#### WHAT NEEDS TO BE DONE
If a line in the listing carries the word "remoto", return a copy of that line.

#### STUDY MATERIAL
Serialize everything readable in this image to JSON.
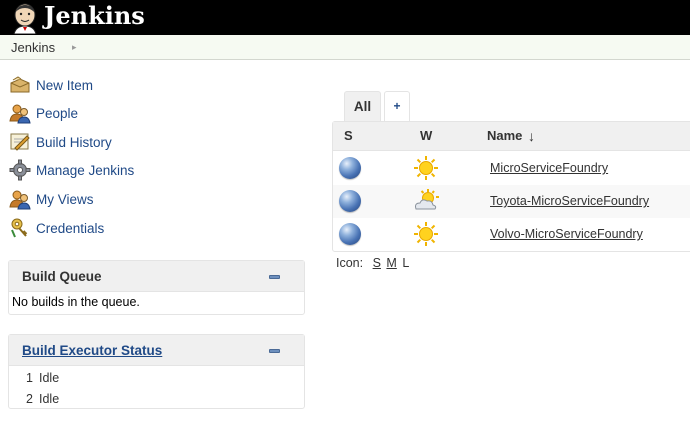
{
  "header": {
    "title": "Jenkins"
  },
  "breadcrumb": {
    "home": "Jenkins",
    "arrow": "▸"
  },
  "tasks": [
    {
      "label": "New Item",
      "icon": "new-item-icon"
    },
    {
      "label": "People",
      "icon": "people-icon"
    },
    {
      "label": "Build History",
      "icon": "build-history-icon"
    },
    {
      "label": "Manage Jenkins",
      "icon": "gear-icon"
    },
    {
      "label": "My Views",
      "icon": "my-views-icon"
    },
    {
      "label": "Credentials",
      "icon": "credentials-key-icon"
    }
  ],
  "build_queue": {
    "title": "Build Queue",
    "empty_text": "No builds in the queue."
  },
  "executors": {
    "title": "Build Executor Status",
    "rows": [
      {
        "num": "1",
        "status": "Idle"
      },
      {
        "num": "2",
        "status": "Idle"
      }
    ]
  },
  "tabs": [
    {
      "label": "All"
    },
    {
      "label": "+"
    }
  ],
  "table": {
    "columns": {
      "status": "S",
      "weather": "W",
      "name": "Name",
      "sort_arrow": "↓"
    },
    "rows": [
      {
        "name": "MicroServiceFoundry",
        "status": "blue-ball",
        "weather": "sunny"
      },
      {
        "name": "Toyota-MicroServiceFoundry",
        "status": "blue-ball",
        "weather": "partly-cloudy"
      },
      {
        "name": "Volvo-MicroServiceFoundry",
        "status": "blue-ball",
        "weather": "sunny"
      }
    ]
  },
  "icon_size": {
    "label": "Icon:",
    "small": "S",
    "medium": "M",
    "large": "L"
  },
  "colors": {
    "link": "#204a87",
    "header_bg": "#000000",
    "pane_bg": "#f0f0f0",
    "breadcrumb_bg": "#f6faf2"
  }
}
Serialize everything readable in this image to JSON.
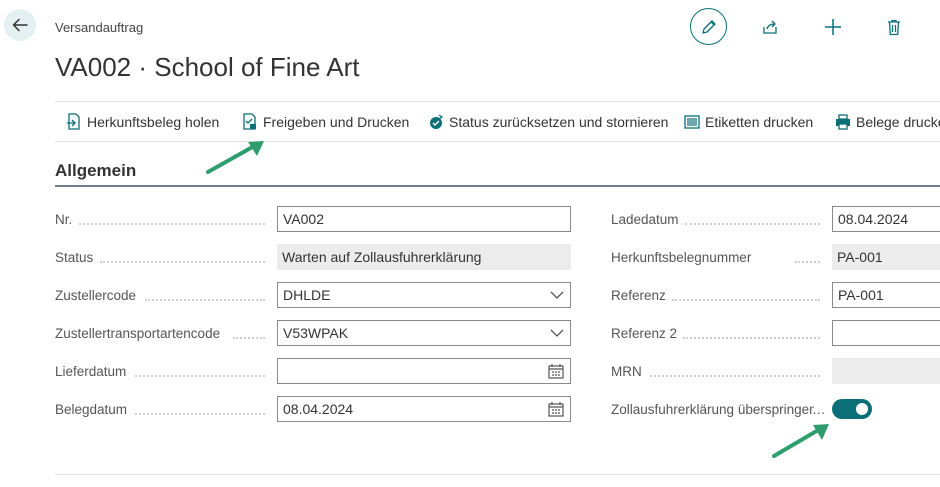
{
  "header": {
    "breadcrumb": "Versandauftrag",
    "title": "VA002 · School of Fine Art"
  },
  "actions": [
    {
      "label": "Herkunftsbeleg holen",
      "icon": "document-arrow-icon"
    },
    {
      "label": "Freigeben und Drucken",
      "icon": "document-release-icon"
    },
    {
      "label": "Status zurücksetzen und stornieren",
      "icon": "reset-status-icon"
    },
    {
      "label": "Etiketten drucken",
      "icon": "barcode-icon"
    },
    {
      "label": "Belege drucken",
      "icon": "printer-icon"
    }
  ],
  "section": {
    "title": "Allgemein"
  },
  "fields_left": [
    {
      "label": "Nr.",
      "value": "VA002",
      "kind": "text"
    },
    {
      "label": "Status",
      "value": "Warten auf Zollausfuhrerklärung",
      "kind": "readonly"
    },
    {
      "label": "Zustellercode",
      "value": "DHLDE",
      "kind": "select"
    },
    {
      "label": "Zustellertransportartencode",
      "value": "V53WPAK",
      "kind": "select"
    },
    {
      "label": "Lieferdatum",
      "value": "",
      "kind": "date"
    },
    {
      "label": "Belegdatum",
      "value": "08.04.2024",
      "kind": "date"
    }
  ],
  "fields_right": [
    {
      "label": "Ladedatum",
      "value": "08.04.2024",
      "kind": "text"
    },
    {
      "label": "Herkunftsbelegnummer",
      "value": "PA-001",
      "kind": "readonly"
    },
    {
      "label": "Referenz",
      "value": "PA-001",
      "kind": "text"
    },
    {
      "label": "Referenz 2",
      "value": "",
      "kind": "text"
    },
    {
      "label": "MRN",
      "value": "",
      "kind": "readonly"
    },
    {
      "label": "Zollausfuhrerklärung überspringen",
      "value": true,
      "kind": "toggle"
    }
  ],
  "colors": {
    "accent": "#0b6f78",
    "annotation_arrow": "#2e9e6e"
  }
}
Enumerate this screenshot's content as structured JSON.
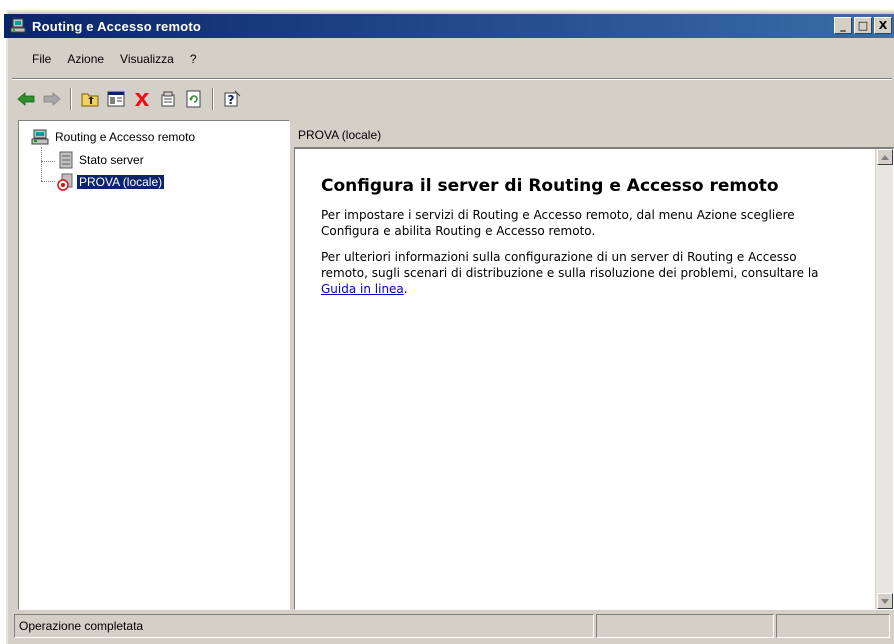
{
  "window": {
    "title": "Routing e Accesso remoto",
    "buttons": {
      "minimize": "_",
      "maximize": "□",
      "close": "X"
    }
  },
  "menu": [
    {
      "label": "File"
    },
    {
      "label": "Azione"
    },
    {
      "label": "Visualizza"
    },
    {
      "label": "?"
    }
  ],
  "toolbar": {
    "icons": [
      "back-arrow-icon",
      "forward-arrow-icon",
      "up-folder-icon",
      "show-hide-tree-icon",
      "delete-icon",
      "properties-icon",
      "refresh-icon",
      "help-icon"
    ]
  },
  "tree": {
    "root": "Routing e Accesso remoto",
    "children": [
      {
        "label": "Stato server"
      },
      {
        "label": "PROVA (locale)",
        "selected": true
      }
    ]
  },
  "right_pane": {
    "header": "PROVA (locale)",
    "heading": "Configura il server di Routing e Accesso remoto",
    "paragraph1": "Per impostare i servizi di Routing e Accesso remoto, dal menu Azione scegliere Configura e abilita Routing e Accesso remoto.",
    "paragraph2_before": "Per ulteriori informazioni sulla configurazione di un server di Routing e Accesso remoto, sugli scenari di distribuzione e sulla risoluzione dei problemi, consultare la ",
    "paragraph2_link": "Guida in linea",
    "paragraph2_after": "."
  },
  "status": {
    "text": "Operazione completata"
  },
  "colors": {
    "titlebar_start": "#0a246a",
    "titlebar_end": "#3a6ea5",
    "face": "#d4d0c8",
    "selection": "#0a246a",
    "link": "#0000cc",
    "delete_red": "#e81010"
  }
}
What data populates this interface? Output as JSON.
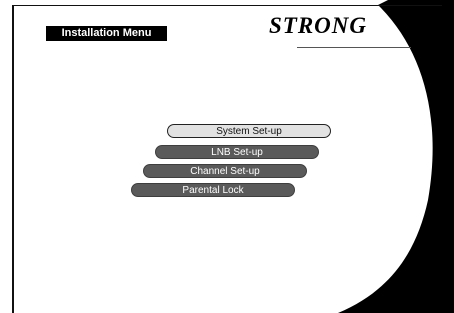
{
  "header": {
    "title": "Installation Menu"
  },
  "logo": {
    "text": "STRONG"
  },
  "menu": {
    "items": [
      {
        "label": "System Set-up",
        "selected": true
      },
      {
        "label": "LNB Set-up",
        "selected": false
      },
      {
        "label": "Channel Set-up",
        "selected": false
      },
      {
        "label": "Parental Lock",
        "selected": false
      }
    ]
  },
  "colors": {
    "background": "#ffffff",
    "sweep": "#000000",
    "item": "#5a5a5a",
    "item_selected": "#e2e2e2"
  }
}
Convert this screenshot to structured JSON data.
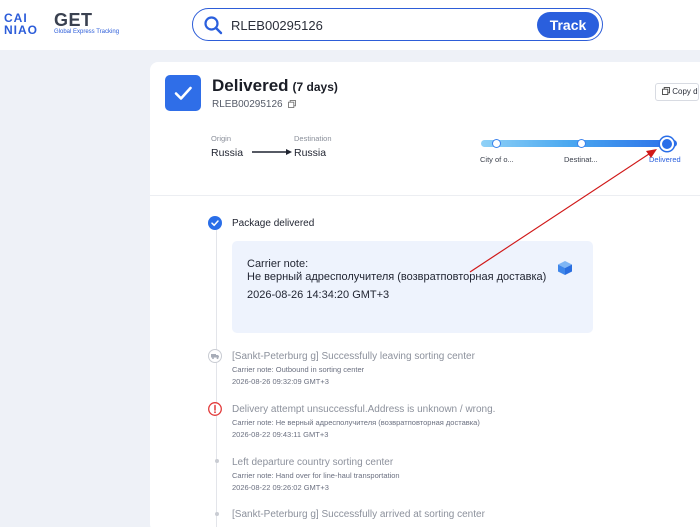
{
  "header": {
    "logo_mark_line1": "CAI",
    "logo_mark_line2": "NIAO",
    "logo_get": "GET",
    "logo_sub": "Global Express Tracking"
  },
  "search": {
    "value": "RLEB00295126",
    "placeholder": "",
    "track_label": "Track"
  },
  "shipment": {
    "status": "Delivered",
    "days": "(7 days)",
    "tracking_number": "RLEB00295126",
    "copy_label": "Copy d",
    "origin_label": "Origin",
    "origin_value": "Russia",
    "destination_label": "Destination",
    "destination_value": "Russia"
  },
  "progress": {
    "stages": [
      "City of o...",
      "Destinat...",
      "Delivered"
    ],
    "active_index": 2
  },
  "events": [
    {
      "title": "Package delivered",
      "note_label": "Carrier note:",
      "note": "Не верный адресполучителя (возвратповторная доставка)",
      "time": "2026-08-26 14:34:20 GMT+3",
      "icon": "check-circle-icon"
    },
    {
      "title": "[Sankt-Peterburg g] Successfully leaving sorting center",
      "note": "Carrier note: Outbound in sorting center",
      "time": "2026-08-26 09:32:09 GMT+3",
      "icon": "truck-icon"
    },
    {
      "title": "Delivery attempt unsuccessful.Address is unknown / wrong.",
      "note": "Carrier note: Не верный адресполучителя (возвратповторная доставка)",
      "time": "2026-08-22 09:43:11 GMT+3",
      "icon": "alert-circle-icon"
    },
    {
      "title": "Left departure country sorting center",
      "note": "Carrier note: Hand over for line-haul transportation",
      "time": "2026-08-22 09:26:02 GMT+3",
      "icon": "dot-icon"
    },
    {
      "title": "[Sankt-Peterburg g] Successfully arrived at sorting center",
      "icon": "dot-icon"
    }
  ],
  "colors": {
    "accent": "#2a5fdd",
    "alert": "#e23b3b",
    "annotation_arrow": "#d01818"
  }
}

#### RESPONSE TO THE TASK
    "title": "Routing e Accesso remoto",
    "root": "Routing e Accesso remoto",
    "heading": "Configura il server di Routing e Accesso remoto",
    "paragraph1": "Per impostare i servizi di Routing e Accesso remoto, dal menu Azione scegliere Configura e abilita Routing e Accesso remoto.",
    "paragraph2_before": "Per ulteriori informazioni sulla configurazione di un server di Routing e Accesso remoto, sugli scenari di distribuzione e sulla risoluzione dei problemi, consultare la ",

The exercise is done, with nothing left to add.